Welsh denim entrepreneur David Hieatt recently tweeted this:
“Being an entrepreneur is one of the most effective personal development programs you can ever take.”
BAM!!! Ain’t that the truth!!??
The question is, why is this so?
The short answer is because to be an entrepreneur, you have to cover all the bases. You got to get everything right.
You need to get the product right.
You need to get production right,
You need to get the marketing right.
You need to get the sales funnel right.
You need to get the HR and culture right.
You need to get the finances right.
The list is endless.
And you’re anything BUT endless.
You’re just one person, or at least, a small team.
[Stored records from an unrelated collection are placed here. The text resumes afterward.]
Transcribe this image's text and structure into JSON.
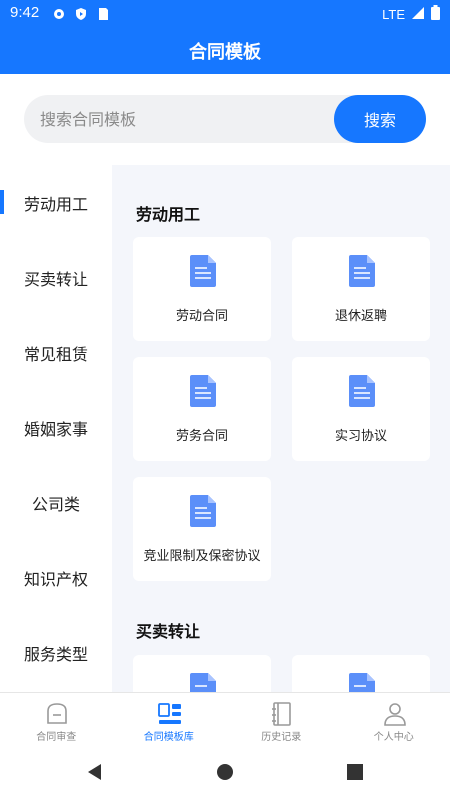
{
  "status": {
    "time": "9:42",
    "network": "LTE"
  },
  "header": {
    "title": "合同模板"
  },
  "search": {
    "placeholder": "搜索合同模板",
    "button_label": "搜索"
  },
  "categories": [
    {
      "label": "劳动用工",
      "active": true
    },
    {
      "label": "买卖转让"
    },
    {
      "label": "常见租赁"
    },
    {
      "label": "婚姻家事"
    },
    {
      "label": "公司类"
    },
    {
      "label": "知识产权"
    },
    {
      "label": "服务类型"
    }
  ],
  "sections": [
    {
      "title": "劳动用工",
      "templates": [
        "劳动合同",
        "退休返聘",
        "劳务合同",
        "实习协议",
        "竞业限制及保密协议"
      ]
    },
    {
      "title": "买卖转让",
      "templates": []
    }
  ],
  "tabs": [
    {
      "label": "合同审查",
      "icon": "contract-review-icon"
    },
    {
      "label": "合同模板库",
      "icon": "template-library-icon",
      "active": true
    },
    {
      "label": "历史记录",
      "icon": "history-icon"
    },
    {
      "label": "个人中心",
      "icon": "person-icon"
    }
  ],
  "colors": {
    "accent": "#1677ff",
    "content_bg": "#f4f6fb",
    "doc_icon": "#5b8ff9"
  }
}
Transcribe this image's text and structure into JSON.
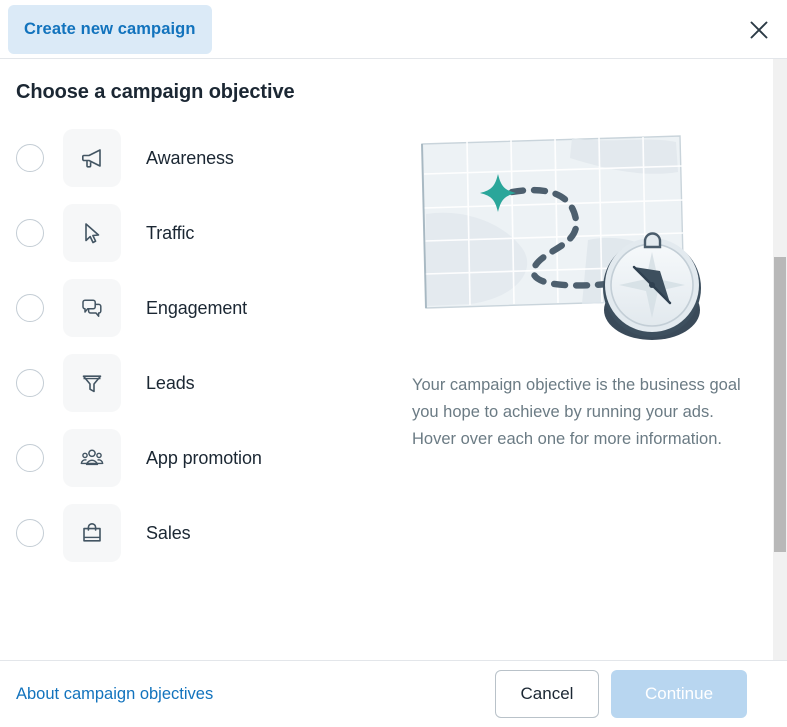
{
  "header": {
    "tab_label": "Create new campaign",
    "close_icon": "close-icon"
  },
  "main": {
    "title": "Choose a campaign objective",
    "objectives": [
      {
        "label": "Awareness",
        "icon": "megaphone-icon",
        "selected": false
      },
      {
        "label": "Traffic",
        "icon": "cursor-arrow-icon",
        "selected": false
      },
      {
        "label": "Engagement",
        "icon": "chat-bubbles-icon",
        "selected": false
      },
      {
        "label": "Leads",
        "icon": "funnel-icon",
        "selected": false
      },
      {
        "label": "App promotion",
        "icon": "people-group-icon",
        "selected": false
      },
      {
        "label": "Sales",
        "icon": "shopping-bag-icon",
        "selected": false
      }
    ],
    "illustration": {
      "name": "map-with-compass-illustration",
      "elements": [
        "map-grid",
        "dashed-route",
        "star-marker",
        "compass"
      ]
    },
    "description": "Your campaign objective is the business goal you hope to achieve by running your ads. Hover over each one for more information."
  },
  "footer": {
    "link_label": "About campaign objectives",
    "cancel_label": "Cancel",
    "continue_label": "Continue",
    "continue_disabled": true
  },
  "colors": {
    "accent_blue": "#1273bd",
    "tab_background": "#dbeaf7",
    "text_primary": "#1b2733",
    "text_muted": "#6b7b84",
    "icon_tile": "#f6f7f8",
    "star_teal": "#2aa69a",
    "continue_disabled": "#b8d6f0"
  },
  "scrollbar": {
    "thumb_top_pct": 33,
    "thumb_height_pct": 49
  }
}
Without enough money, or resources, or people, or time…
Or anything, really.
The odds are stacked against you. Something like 90% of entrepreneurial efforts fails.
And yet, we are delusional enough to think we are of the 10% who will make it.
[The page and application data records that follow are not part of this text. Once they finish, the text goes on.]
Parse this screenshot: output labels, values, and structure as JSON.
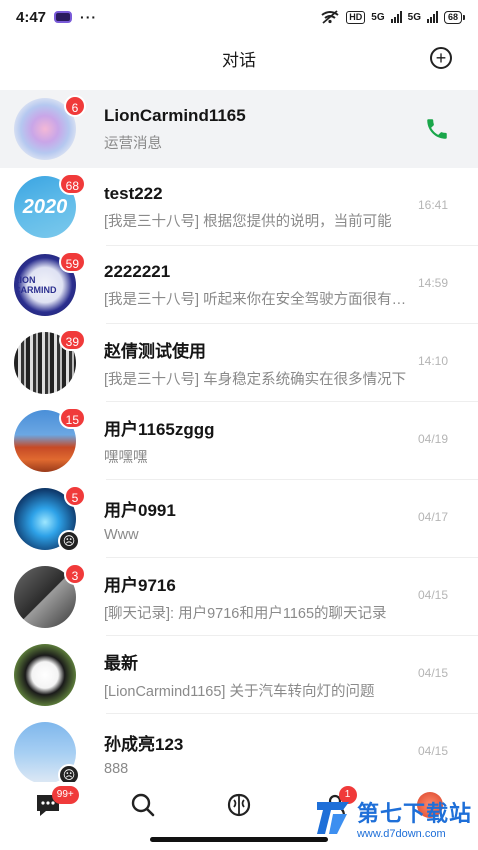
{
  "status_bar": {
    "time": "4:47",
    "dots": "···",
    "hd": "HD",
    "sig1": "5G",
    "sig2": "5G",
    "battery": "68"
  },
  "header": {
    "title": "对话",
    "add_icon": "plus-circle-icon"
  },
  "pinned": {
    "name": "LionCarmind1165",
    "preview": "运营消息",
    "badge": "6",
    "call_icon": "phone-icon",
    "accent": "#1aa64a"
  },
  "conversations": [
    {
      "name": "test222",
      "preview": "[我是三十八号] 根据您提供的说明，当前可能",
      "time": "16:41",
      "badge": "68",
      "avatar_text": "2020",
      "muted": false
    },
    {
      "name": "2222221",
      "preview": "[我是三十八号] 听起来你在安全驾驶方面很有心得",
      "time": "14:59",
      "badge": "59",
      "avatar_text": "LION CARMIND",
      "muted": false
    },
    {
      "name": "赵倩测试使用",
      "preview": "[我是三十八号] 车身稳定系统确实在很多情况下",
      "time": "14:10",
      "badge": "39",
      "avatar_text": "",
      "muted": false
    },
    {
      "name": "用户1165zggg",
      "preview": "嘿嘿嘿",
      "time": "04/19",
      "badge": "15",
      "avatar_text": "",
      "muted": false
    },
    {
      "name": "用户0991",
      "preview": "Www",
      "time": "04/17",
      "badge": "5",
      "avatar_text": "",
      "muted": true
    },
    {
      "name": "用户9716",
      "preview": "[聊天记录]: 用户9716和用户1165的聊天记录",
      "time": "04/15",
      "badge": "3",
      "avatar_text": "",
      "muted": false
    },
    {
      "name": "最新",
      "preview": "[LionCarmind1165] 关于汽车转向灯的问题",
      "time": "04/15",
      "badge": "",
      "avatar_text": "",
      "muted": false
    },
    {
      "name": "孙成亮123",
      "preview": "888",
      "time": "04/15",
      "badge": "",
      "avatar_text": "",
      "muted": true
    }
  ],
  "bottom_nav": {
    "chat_badge": "99+",
    "contacts_badge": "1",
    "icons": [
      "chat-icon",
      "search-icon",
      "discover-icon",
      "contacts-icon",
      "profile-icon"
    ]
  },
  "watermark": {
    "title": "第七下载站",
    "url": "www.d7down.com"
  },
  "colors": {
    "badge": "#f03a3a",
    "pinned_bg": "#f2f3f5",
    "time_text": "#b5b5b5",
    "watermark": "#1e6fd8"
  }
}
The 10% who knock the ball out of the park, driving the economy, the world, and humanity forward.
Under these conditions, you have no choice but to grow, just in order to live to fight another day.
Is it worth it?
Who knows. It all depends on how the story ends. And who knows when that happens.
As you get older and acquire wisdom, you realize it’s not about it being worth it per se, it’s about the fact that you probably have no choice. This is what you were made for.
And you get on with it, rain or shine.
Welcome to your life.
Thanks, David, for such a great tweet. We needed to hear it.
A vicious cycle has been taking over many businesses amid the Covid-19 pandemic.
First, many homebound workers have been dealing with stress, fear, and social isolation. One global survey, organized by the University of Minnesota, found “a great deal of uncertainty across multiple life domains, causing increased psychological challenges. Respondents generally felt more stressed, depressed, anxious, nervous, and more overwhelmed.” In the United States, nearly 7 in 10 employees told mental health provider Ginger that the pandemic “is the most stressful time of their entire professional career,” the American Journal of Managed Care reported.
At the same time, businesses need workers to be productive. Layoffs have left fewer people handling more tasks. There are widespread reports of people putting in longer hours and losing whatever semblance of work-life balance they may have achieved previously. All of this makes stress even worse.